I was recently asked by a new widow to come educate her about her sump pump. It was great to be able to show her a few things about her sump; and also good to know that she was being proactive, in part because she had dealt with flooding issues in her basement at a previous home and her husband had taken care of things in the past. Here are a few common problems with sump pumps.

  • Sometimes they are inoperative. This can be due to a defective float switch system, a lack of electrical power, a seized pump or a burned out motor.
  • There can be excessive noise or vibration with sump pumps which may be caused by a worn pump or motor with worn or damaged bearings. This often suggests that a pump is near the end of its life.

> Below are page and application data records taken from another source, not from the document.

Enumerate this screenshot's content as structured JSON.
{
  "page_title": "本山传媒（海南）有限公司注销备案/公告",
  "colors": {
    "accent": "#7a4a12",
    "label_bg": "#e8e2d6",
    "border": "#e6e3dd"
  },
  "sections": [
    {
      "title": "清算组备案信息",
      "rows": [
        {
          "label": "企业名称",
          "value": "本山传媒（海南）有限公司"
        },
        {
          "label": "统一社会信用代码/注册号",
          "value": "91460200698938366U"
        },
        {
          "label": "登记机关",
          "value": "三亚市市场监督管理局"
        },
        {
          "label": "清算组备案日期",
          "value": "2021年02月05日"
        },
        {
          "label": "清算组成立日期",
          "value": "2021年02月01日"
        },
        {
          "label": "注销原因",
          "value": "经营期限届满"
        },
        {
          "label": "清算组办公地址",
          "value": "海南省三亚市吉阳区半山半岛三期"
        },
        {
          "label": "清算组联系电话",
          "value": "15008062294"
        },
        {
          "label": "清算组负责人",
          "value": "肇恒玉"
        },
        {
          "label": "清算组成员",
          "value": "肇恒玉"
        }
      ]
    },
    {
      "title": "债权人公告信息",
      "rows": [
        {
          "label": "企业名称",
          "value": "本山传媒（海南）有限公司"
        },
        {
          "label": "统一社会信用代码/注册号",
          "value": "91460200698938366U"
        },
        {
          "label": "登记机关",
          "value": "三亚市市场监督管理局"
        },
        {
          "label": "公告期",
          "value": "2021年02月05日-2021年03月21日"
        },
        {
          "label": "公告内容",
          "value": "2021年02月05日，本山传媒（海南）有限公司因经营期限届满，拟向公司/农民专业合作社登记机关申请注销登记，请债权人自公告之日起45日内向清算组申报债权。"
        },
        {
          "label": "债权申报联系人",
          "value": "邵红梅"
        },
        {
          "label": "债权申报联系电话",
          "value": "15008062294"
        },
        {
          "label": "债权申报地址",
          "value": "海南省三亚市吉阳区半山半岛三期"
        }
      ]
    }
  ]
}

  • Short cycling or running continuously also happens, and this may shorten the life of the pump. Pumps may short cycle because of the sump being too small, the float switches are set incorrectly, or the sump is re-filling quickly after the pump empties it.
  • Pumps may also run continuously if there is a control problem, a float switch is defective, or if a float is stuck and not dropping when the water level drops. In this situation, the pump may burn out or shut off on thermal overload.

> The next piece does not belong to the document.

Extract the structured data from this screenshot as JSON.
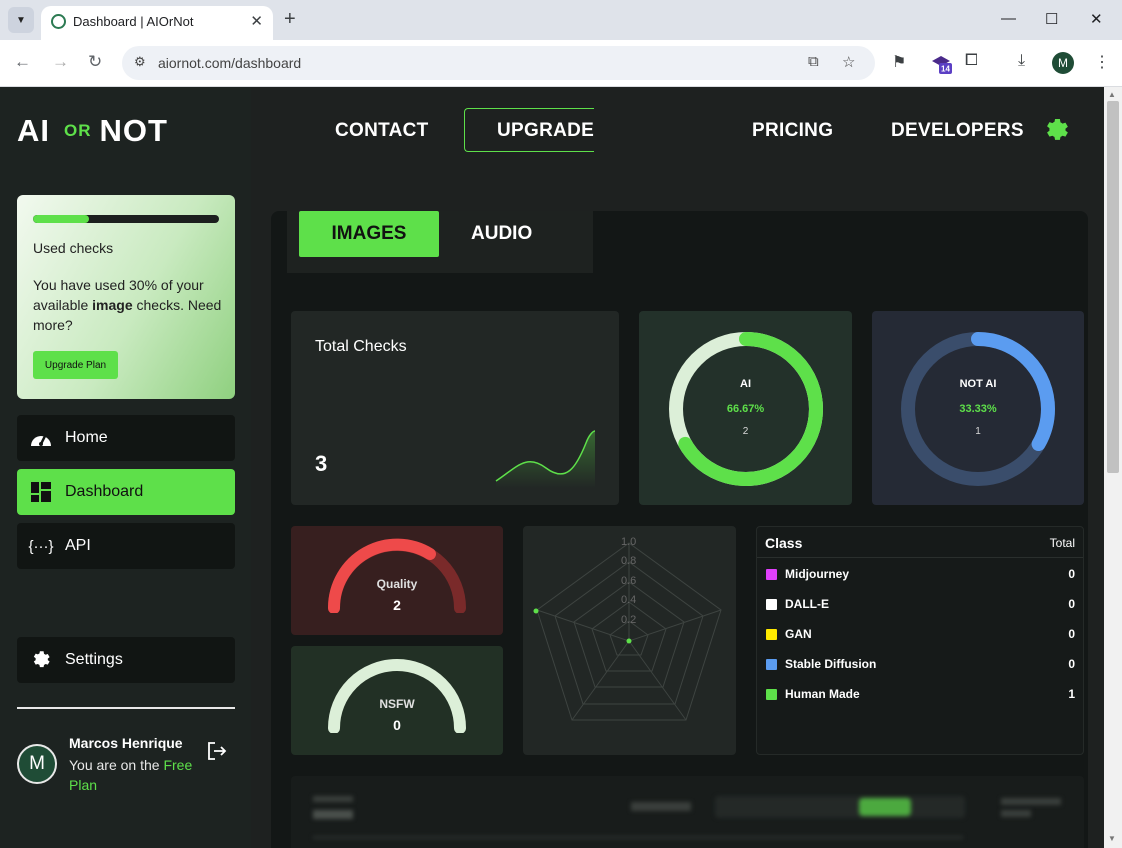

  • Other common problems include debris in the sump, a damaged sump pit, or discharge pipe problems.

It’s always helpful to occasionally check your sump to be sure things are working correctly. We’re always available for a service call if you’re questioning your sump is working correctly. Don’t hesitate to “Check with Chuck”.

**Information taken from the March 2019 ASHI Reporter.